Tuesday, 30 October 2012
Holiday lets query
Rick Crombie has raised a query arising from my two blogs referring to holiday lets. The first was on “The 4-year rule – Holiday lets and second homes” (Monday, 19 March 2012), and the second was “Holiday lets may be change of use” (Saturday, 27 October 2012).
I can understand that at first sight the various rules explained in these two articles may appear confusing, but there is no contradiction between the two posts.
We are looking at two different types of development (or potential development). The first is a change of use of a dwelling to use as a holiday let; the second is the change of use of a holiday let to use as a permanent dwelling. In the latter case, an issue also arises with regard to a resulting breach of a condition or conditions attached to the permission for the holiday let.

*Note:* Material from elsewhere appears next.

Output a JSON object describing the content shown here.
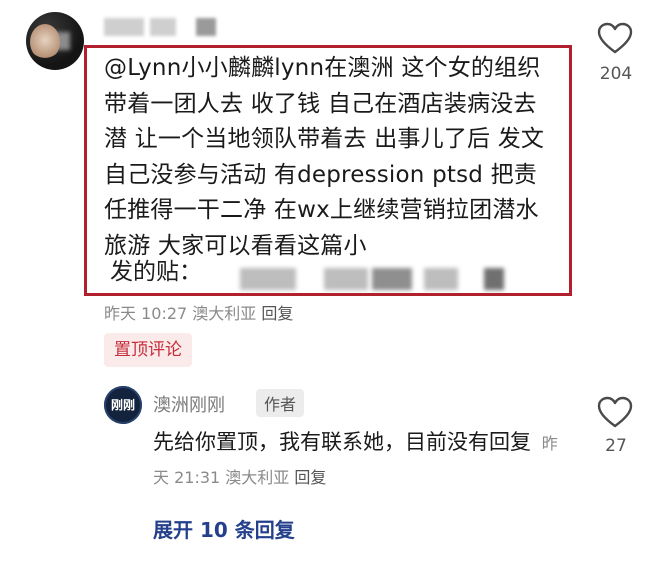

Let’s take these two points separately. First, as regards a change of use of an existing dwelling; for the reasons explained when discussing the recent Moore case, the use of a single private dwellinghouse as a holiday let is not going to amount to a material change of use in the majority of cases. The Moore case itself demonstrated a clear exception to the usual position, but the circumstances of that case certainly were exceptional.
Next, let’s take a case in which planning permission has been given for the erection of a building for use as a holiday let, so that the planning permission itself is quite explicit as to the purpose for which the building is to be used (see section 75(2)). As I explained in the recent piece on the Moore case, the first use of that property can only be for the purpose specified in the description of development authorised by the planning permission (see Wilson v. West Sussex CC  2 Q.B. 764, East Suffolk CC v. Secretary of State for the Environment (1972) 70 L.G.R. 803).
In most cases, a holiday let will in practice have all the attributes of a single private dwellinghouse (as per Gravesham), so if it is subsequently used as a permanent dwelling, no material change of use would be involved. This is because, if the building could (even when used as a holiday let) be regarded as a dwellinghouse (as per Gravesham), then it will already be within Use Class C3. Section 55(2)(f) provides that changes of use within the same use class do not constitute development, and so the change of use from a holiday let will not (in most cases) amount to development.
However, where the holiday let was built under a planning permission, in such cases this change will almost certainly be a breach of condition. The conditions imposed on a planning permission for a holiday let may be either or both of two different kinds. First, there may be a condition which limits the period of occupation of the property, either specifying a maximum length of stay or specifying that the property is to be occupied only during certain months of the year. The other type of condition is one which specifically prohibits permanent residential occupation.
The general rule is that breaches of condition are subject to the 10-year rule (i.e. they will not become immune from enforcement until they have continued without a break for 10 years – section 171B(3)), but it was established in the Court of Appeal decision in Arun that where a breach of condition results in the property being used as a single private dwellinghouse, it is the 4-year rule that applies, because it comes within the scope section 171B(2), rather than section 171B(3). It is important, however, to understand that this applies only where the property was not already a separate private dwellinghouse (e.g. it was a ‘granny annexe’). As we have seen, most holiday lets will already qualify as a single private dwellinghouse under the rule in Gravesham.
So a breach of condition, whether it is a condition which limits the period of occupation of the property to a maximum length of stay or to certain months of the year, or a condition which prohibits permanent residential occupation, will be subject to the 10-year rule (as per Bloomfield) if the property already qualified as a dwelling under the rule in Gravesham. There will, I suggest, be very few cases in which a holiday let could not already be classified as a single private dwellinghouse, but in a case in which a holiday let which would not otherwise have qualified as a dwelling is converted (for example by installing any self-contained facilities that were previously missing) then the 4-year rule will apply, both to the material change of use to use as a single private dwellinghouse and to the breach of the occupancy condition (as per Arun). However, the important point to understand is that the rule in Arun will only apply if the property did not already constitute a single private dwellinghouse.
I hope that makes the point clear.
© MARTIN H GOODALL